Ronaldo has already underperformed his xG by 2.51 goals, a career low, and is on course to nearly treble his previous lowest total of -2.32 in his first season at Juventus.
It all starts with his participation. Simply put, Ronaldo has not been able to consistently see the ball at Manchester United. Whether it’s due to his teammates or himself is a topic for another debate that would require considerably more detail — it’s almost certainly a combination of both — but suffice it to say that at 37 years old, the formerly otherworldly striker looks, well, human.
Is Cristiano Ronaldo Manchester United’s problem?
Carlton Cole has labeled Cristiano Ronaldo a “part of the problem” at Manchester United, questioning the star’s “tenacity” after he missed a penalty in the FA Cup defeat to Middlesbrough. Former West Ham striker Carlton Cole believes Cristiano Ronaldo is “part of the problem” at Manchester United.
Cristiano Ronaldo’s departure from Manchester United a possibility?
Ralf Rangnick, the interim manager, has been open about his choice to bench Ronaldo. The German coach’s argument for Ronaldo’s most recent benching at Burnley, only three days after his 37th birthday, alluded to Ronaldo’s incapacity to complete certain responsibilities that are more physically demanding.
Ronaldo is known for his fitness and preparedness, and he prides himself on doing all it takes to be in peak shape. He still believes he can compete with the best. He hasn’t taken well to being substituted, most recently on January 12 at Brentford.

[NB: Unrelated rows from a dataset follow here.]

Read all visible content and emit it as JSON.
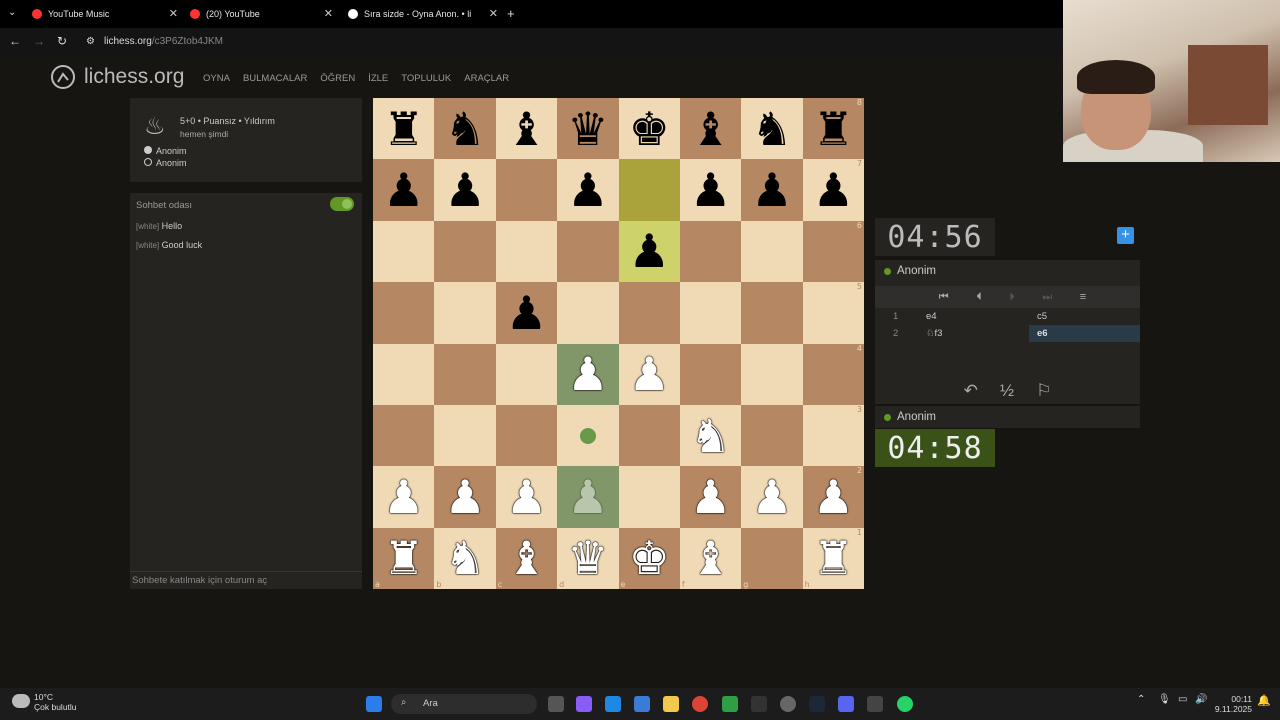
{
  "browser": {
    "tabs": [
      {
        "title": "YouTube Music"
      },
      {
        "title": "(20) YouTube"
      },
      {
        "title": "Sıra sizde - Oyna Anon. • li"
      }
    ],
    "url_host": "lichess.org",
    "url_path": "/c3P6Ztob4JKM"
  },
  "site": {
    "logo": "lichess.org",
    "menu": [
      "OYNA",
      "BULMACALAR",
      "ÖĞREN",
      "İZLE",
      "TOPLULUK",
      "ARAÇLAR"
    ]
  },
  "game_info": {
    "mode": "5+0 • Puansız • Yıldırım",
    "time": "hemen şimdi",
    "players": [
      "Anonim",
      "Anonim"
    ]
  },
  "chat": {
    "title": "Sohbet odası",
    "lines": [
      {
        "who": "[white]",
        "text": "Hello"
      },
      {
        "who": "[white]",
        "text": "Good luck"
      }
    ],
    "input_placeholder": "Sohbete katılmak için oturum aç"
  },
  "board": {
    "ranks": [
      "8",
      "7",
      "6",
      "5",
      "4",
      "3",
      "2",
      "1"
    ],
    "files": [
      "a",
      "b",
      "c",
      "d",
      "e",
      "f",
      "g",
      "h"
    ],
    "position": [
      [
        "bR",
        "bN",
        "bB",
        "bQ",
        "bK",
        "bB",
        "bN",
        "bR"
      ],
      [
        "bP",
        "bP",
        "",
        "bP",
        "",
        "bP",
        "bP",
        "bP"
      ],
      [
        "",
        "",
        "",
        "",
        "bP",
        "",
        "",
        ""
      ],
      [
        "",
        "",
        "bP",
        "",
        "",
        "",
        "",
        ""
      ],
      [
        "",
        "",
        "",
        "wP",
        "wP",
        "",
        "",
        ""
      ],
      [
        "",
        "",
        "",
        "",
        "",
        "wN",
        "",
        ""
      ],
      [
        "wP",
        "wP",
        "wP",
        "wP",
        "",
        "wP",
        "wP",
        "wP"
      ],
      [
        "wR",
        "wN",
        "wB",
        "wQ",
        "wK",
        "wB",
        "",
        "wR"
      ]
    ]
  },
  "clocks": {
    "opponent": "04:56",
    "self": "04:58"
  },
  "players": {
    "top": "Anonim",
    "bottom": "Anonim"
  },
  "moves": [
    {
      "n": "1",
      "w": "e4",
      "b": "c5"
    },
    {
      "n": "2",
      "w": "♘f3",
      "b": "e6"
    }
  ],
  "taskbar": {
    "temp": "10°C",
    "weather": "Çok bulutlu",
    "search": "Ara",
    "time": "00:11",
    "date": "9.11.2025"
  }
}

Despite his best attempts, Ronaldo is in the midst of one of his worst goal-scoring droughts in the last decade, and after setting such a high standard throughout his career, every flaw is magnified:
Ronaldo was also guilty of missing a penalty kick, which contributed to Manchester United’s FA Cup exit at the hands of Middlesbrough.
While he remains mired in mediocrity at Old Trafford, Lionel Messi has turned around a sluggish start to his Paris Saint-Germain career, and his influence at PSG is only growing with each passing game.
So, for the time being, what precisely is Ronaldo’s position at Manchester United going forward? Edinson Cavani’s contributions have lacked flair and fruit, and Mason Greenwood is sidelined for the foreseeable future, so Ronaldo will most certainly remain the focal point for the remainder of the season.
Nonetheless, there is growing conjecture regarding Ronaldo’s future at the club beyond this season — he signed a two-year contract with the club last summer — and those suspicions will only deepen with each match in which he struggles or fails to deliver.
Whether he stays at Man United for another season or leaves after just one, it’s evident that the 37-year-old is no longer the success conduit he once was.
Is Ronaldo happy with Manchester United?
Cristiano Ronaldo has stated that he is “not happy” with Manchester United’s current Premier League performances before the New Year holidays. After being heavily linked with a move to Manchester City, Ronaldo re-joined United in a mega deal this summer.